(Click to read on NYTimes.com)
Betty-Anne Daviss travels the world training healthcare providers in vaginal breech birth, which often isn’t attempted when a baby is breech, or feetfirst.
In the 40 years since she attended her first birth in Central America, Daviss has traveled all over the world — from the Northwest Territories in Canada to Germany to Afghanistan — to study, among other things, childbearing practices.
Aside from her unique journey to becoming a midwife, what sets Daviss apart from many other healthcare providers who specialize in childbirth is her expertise in vaginal breech birth. That means delivering a baby that’s feet- or bottom-first instead of headfirst vaginally instead of by cesarean delivery, commonly known as C-section.
In fact, Daviss has made it her mission to mainstream vaginal breech birth again
In some ways, Daviss, who also teaches in the women and gender studies department at the University of Carleton in Ottawa, might be considered a bit of a radical.
Last year, she helped publish a study that found there were significant benefits to a woman giving birth to a breech baby in an upright position — kneeling, on hands and knees, or standing —compared to lying on her back.
“We know now from the studies we’ve done that the pelvis is dynamic, and the baby winds its way through as the pelvis changes shape. How is it that we ended up with women flat on their backs and people actually thinking that was normal?” Daviss muses. “That’s totally an abnormal way to have a baby.”
(click link at top to read more about Daviss and breech births on healthline.com)
OBs play very influential roles in women’s lives during pregnancy, childbirth, and postpartum. Having the right or wrong person at your birth can make or break your vagina. Literally. Unfortunately, sometimes the doctor or midwife a woman chooses in the first trimester turns out not to be such a great fit as pregnancy progresses. But how should you know when it’s time to fire your OB or midwife? Glad you asked.
(Click link at top to read on Mother Rising blog)
If there’s one thing the experts agree is guaranteed about pregnancy and birth, it is that “it will likely be very different from whatever you might be imagining.” This is Julia Bower, a CNM (certified nurse midwife) in Austin, Texas. Bower has delivered over 800 babies in her over her twenty-plus-year career. In case you are unfamiliar, certified nurse midwives like Bower are health care professionals who have a graduate degree in midwifery and have passed a certifying exam. Certified nurse midwives (as well as certified professional midwives, though they don’t necessarily have a degree) are licensed by their state* to provide much of the same care as ob-gyns and are experts in low-risk births.

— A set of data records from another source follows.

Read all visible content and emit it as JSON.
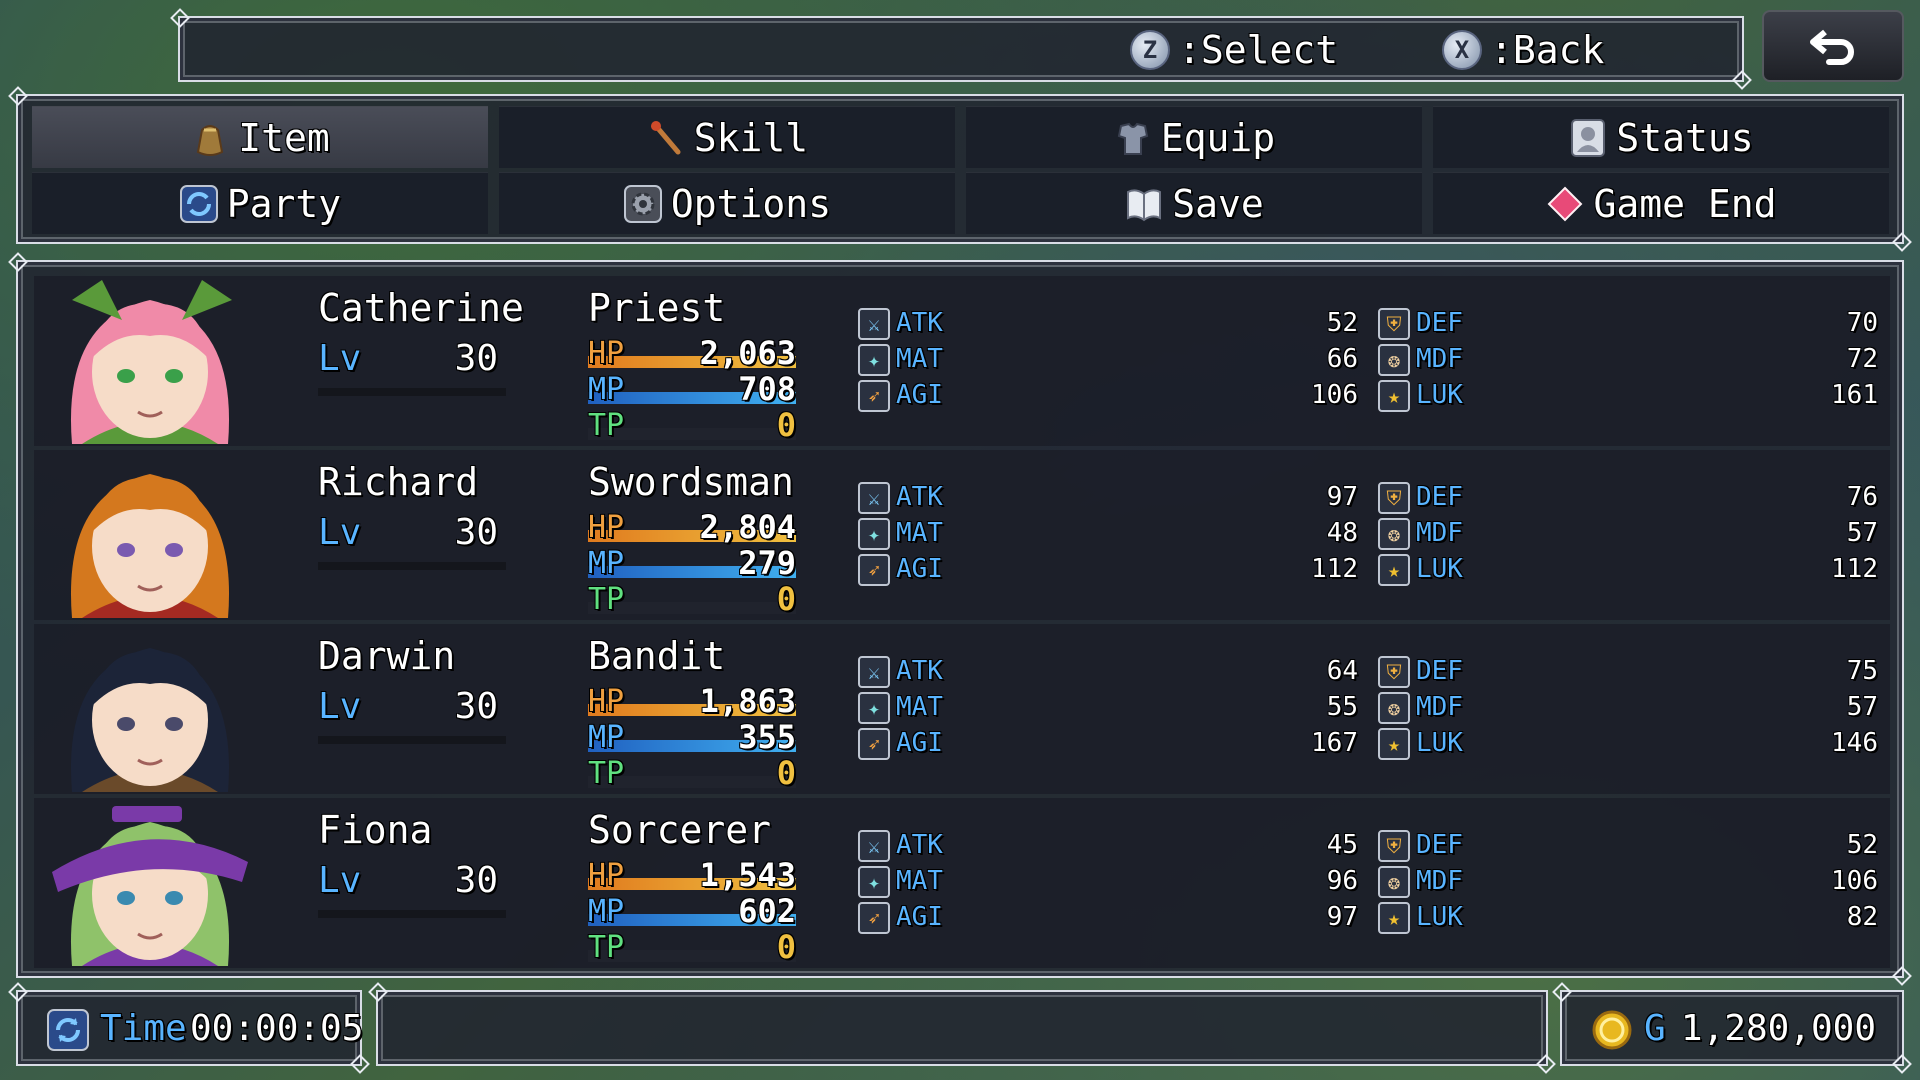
{
  "help": {
    "select_key": "Z",
    "select_label": ":Select",
    "back_key": "X",
    "back_label": ":Back"
  },
  "menu": {
    "items": [
      {
        "label": "Item",
        "icon": "bag-icon"
      },
      {
        "label": "Skill",
        "icon": "wand-icon"
      },
      {
        "label": "Equip",
        "icon": "armor-icon"
      },
      {
        "label": "Status",
        "icon": "profile-icon"
      },
      {
        "label": "Party",
        "icon": "cycle-icon"
      },
      {
        "label": "Options",
        "icon": "gear-icon"
      },
      {
        "label": "Save",
        "icon": "book-icon"
      },
      {
        "label": "Game End",
        "icon": "diamond-icon"
      }
    ],
    "selected": "Item"
  },
  "actors": [
    {
      "name": "Catherine",
      "lv_label": "Lv",
      "level": "30",
      "class": "Priest",
      "hp_label": "HP",
      "hp": "2,063",
      "hp_rate": 1.0,
      "mp_label": "MP",
      "mp": "708",
      "mp_rate": 1.0,
      "tp_label": "TP",
      "tp": "0",
      "tp_rate": 0.0,
      "stats": {
        "ATK": "52",
        "MAT": "66",
        "AGI": "106",
        "DEF": "70",
        "MDF": "72",
        "LUK": "161"
      },
      "hair": "#f08aa8",
      "accent": "#5a9a3a",
      "eyes": "#3aa04a"
    },
    {
      "name": "Richard",
      "lv_label": "Lv",
      "level": "30",
      "class": "Swordsman",
      "hp_label": "HP",
      "hp": "2,804",
      "hp_rate": 1.0,
      "mp_label": "MP",
      "mp": "279",
      "mp_rate": 1.0,
      "tp_label": "TP",
      "tp": "0",
      "tp_rate": 0.0,
      "stats": {
        "ATK": "97",
        "MAT": "48",
        "AGI": "112",
        "DEF": "76",
        "MDF": "57",
        "LUK": "112"
      },
      "hair": "#d4781e",
      "accent": "#a52a22",
      "eyes": "#7a5ab0"
    },
    {
      "name": "Darwin",
      "lv_label": "Lv",
      "level": "30",
      "class": "Bandit",
      "hp_label": "HP",
      "hp": "1,863",
      "hp_rate": 1.0,
      "mp_label": "MP",
      "mp": "355",
      "mp_rate": 1.0,
      "tp_label": "TP",
      "tp": "0",
      "tp_rate": 0.0,
      "stats": {
        "ATK": "64",
        "MAT": "55",
        "AGI": "167",
        "DEF": "75",
        "MDF": "57",
        "LUK": "146"
      },
      "hair": "#1c2438",
      "accent": "#6a4a2a",
      "eyes": "#4a4a6a"
    },
    {
      "name": "Fiona",
      "lv_label": "Lv",
      "level": "30",
      "class": "Sorcerer",
      "hp_label": "HP",
      "hp": "1,543",
      "hp_rate": 1.0,
      "mp_label": "MP",
      "mp": "602",
      "mp_rate": 1.0,
      "tp_label": "TP",
      "tp": "0",
      "tp_rate": 0.0,
      "stats": {
        "ATK": "45",
        "MAT": "96",
        "AGI": "97",
        "DEF": "52",
        "MDF": "106",
        "LUK": "82"
      },
      "hair": "#8fc26a",
      "accent": "#7a3aa8",
      "eyes": "#3a8ab0"
    }
  ],
  "footer": {
    "time_label": "Time",
    "time_value": "00:00:05",
    "currency_unit": "G",
    "gold": "1,280,000"
  },
  "colors": {
    "hp_gradient": [
      "#e07a1e",
      "#f0c040"
    ],
    "mp_gradient": [
      "#2060c0",
      "#40b0f0"
    ],
    "tp_gradient": [
      "#20a040",
      "#60e080"
    ],
    "system_label": "#59b4ff",
    "tp_value": "#f0c040"
  }
}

We asked Bower to give us her unfiltered play-by-play of childbirth.
(click to read on goop.com)
I gave birth seven years ago in a Boston-area hospital where I generally consider the care to be excellent. I arrived near the end of my labor, my cervix almost fully dilated. After an hour of moving freely around my hospital room, my midwife and labor nurse said, “It’s time for you to get into bed now.” And then they said, “Let’s have you get onto your back.”
Even though I had read the medical research that found that lying supine carries risks to a fetus — which is why pregnant women are advised not to sleep on their backs — I behaved like any woman in the suggestible state of labor: I did what I was told, though it went against my instincts and my preference.

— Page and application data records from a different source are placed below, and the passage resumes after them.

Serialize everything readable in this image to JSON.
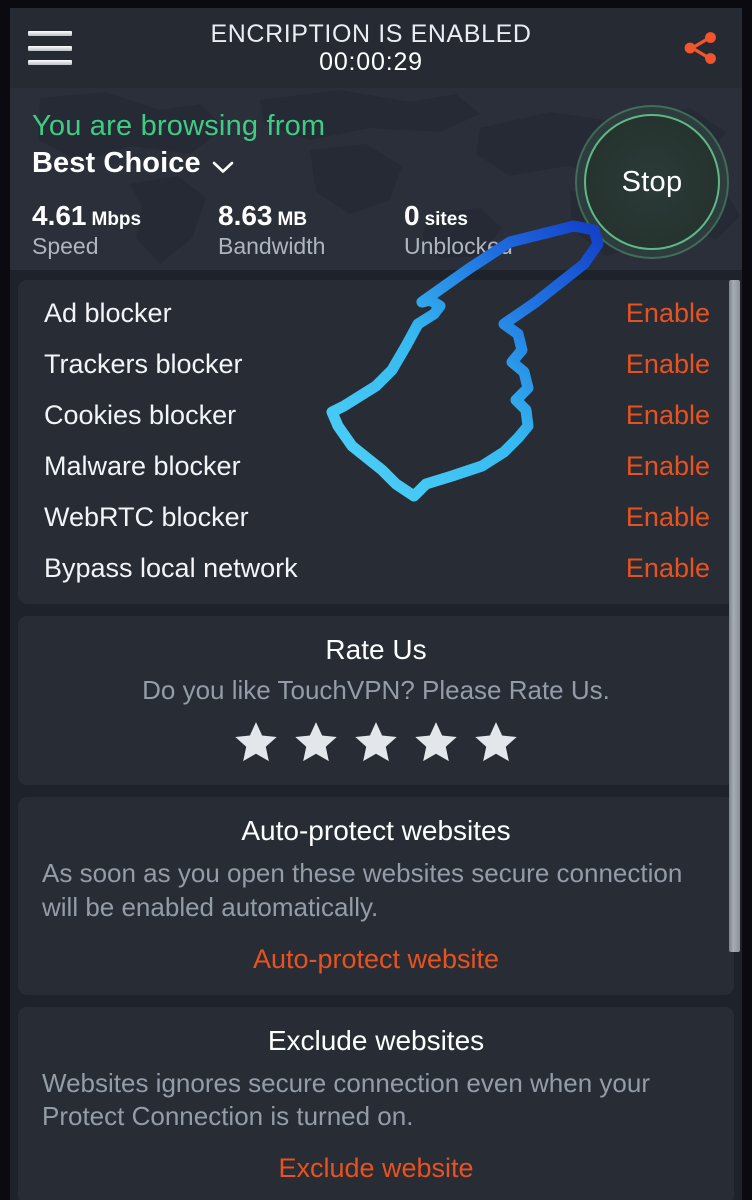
{
  "topbar": {
    "menu_icon": "hamburger-menu-icon",
    "title": "ENCRIPTION IS ENABLED",
    "timer": "00:00:29",
    "share_icon": "share-icon"
  },
  "status": {
    "browsing_from_label": "You are browsing from",
    "location": "Best Choice",
    "chevron_icon": "chevron-down-icon",
    "stop_button": "Stop",
    "stats": [
      {
        "value": "4.61",
        "unit": "Mbps",
        "label": "Speed"
      },
      {
        "value": "8.63",
        "unit": "MB",
        "label": "Bandwidth"
      },
      {
        "value": "0",
        "unit": "sites",
        "label": "Unblocked"
      }
    ]
  },
  "blockers": [
    {
      "name": "Ad blocker",
      "action": "Enable"
    },
    {
      "name": "Trackers blocker",
      "action": "Enable"
    },
    {
      "name": "Cookies blocker",
      "action": "Enable"
    },
    {
      "name": "Malware blocker",
      "action": "Enable"
    },
    {
      "name": "WebRTC blocker",
      "action": "Enable"
    },
    {
      "name": "Bypass local network",
      "action": "Enable"
    }
  ],
  "rate_us": {
    "title": "Rate Us",
    "subtitle": "Do you like TouchVPN? Please Rate Us.",
    "stars_total": 5,
    "stars_filled": 5
  },
  "auto_protect": {
    "title": "Auto-protect websites",
    "description": "As soon as you open these websites secure connection will be enabled automatically.",
    "link": "Auto-protect website"
  },
  "exclude": {
    "title": "Exclude websites",
    "description": "Websites ignores secure connection even when your Protect Connection is turned on.",
    "link": "Exclude website"
  },
  "overlay": {
    "cursor_icon": "pointing-hand-cursor-icon"
  },
  "colors": {
    "accent_orange": "#e8521f",
    "accent_green": "#3ecc84",
    "stop_ring": "#5fb887",
    "card_bg": "#272c35",
    "screen_bg": "#1d222b",
    "topbar_bg": "#252a33"
  }
}
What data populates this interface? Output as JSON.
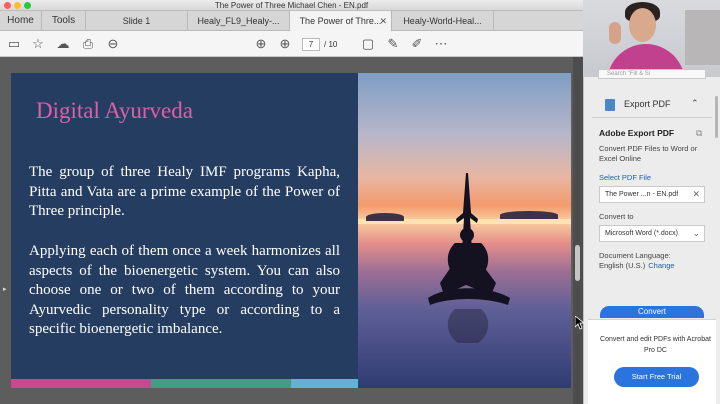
{
  "window": {
    "title": "The Power of Three Michael Chen - EN.pdf"
  },
  "tabs": [
    {
      "label": "Home"
    },
    {
      "label": "Tools"
    },
    {
      "label": "Slide 1"
    },
    {
      "label": "Healy_FL9_Healy-..."
    },
    {
      "label": "The Power of Thre..."
    },
    {
      "label": "Healy-World-Heal..."
    }
  ],
  "toolbar": {
    "page_current": "7",
    "page_total": "/ 10"
  },
  "slide": {
    "title": "Digital Ayurveda",
    "paragraph1": "The group of three Healy IMF programs Kapha, Pitta and Vata are a prime example of the Power of Three principle.",
    "paragraph2": "Applying each of them once a week harmonizes all aspects of the bioenergetic system. You can also choose one or two of them according to your Ayurvedic personality type or according to a specific bioenergetic imbalance.",
    "bar_colors": [
      "#c84a8e",
      "#3f9f82",
      "#5fb4d6"
    ]
  },
  "panel": {
    "search_stub": "Search \"Fill & Si",
    "export_label": "Export PDF",
    "title": "Adobe Export PDF",
    "description": "Convert PDF Files to Word or Excel Online",
    "select_file_link": "Select PDF File",
    "selected_file": "The Power ...n - EN.pdf",
    "convert_to_label": "Convert to",
    "convert_to_value": "Microsoft Word (*.docx)",
    "doc_language_label": "Document Language:",
    "doc_language_value": "English (U.S.)",
    "change_link": "Change",
    "convert_button": "Convert",
    "promo_text": "Convert and edit PDFs with Acrobat Pro DC",
    "trial_button": "Start Free Trial"
  },
  "colors": {
    "accent": "#2c74dd",
    "slide_bg": "#263d62",
    "title_pink": "#e05ea9"
  },
  "icons": [
    "save-icon",
    "bookmark-icon",
    "upload-icon",
    "print-icon",
    "zoom-icon",
    "page-up-icon",
    "page-down-icon",
    "comment-icon",
    "pen-icon",
    "sign-icon",
    "more-tools-icon"
  ]
}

(click link at top to read the blog post on wbur.org)
“The birthing plan: Whether it’s set at home with a doula or in a hospital surrounded by family members, many expecting women have their perfect version in mind. And the location and company one keeps during delivery are just the beginning—with highly curated extras like pressure-relieving birthing balls and soothing “push playlists” growing in popularity. But the reality is that when it comes to child birth, there’s only so much you can control.”
(click to read link on vogue.com)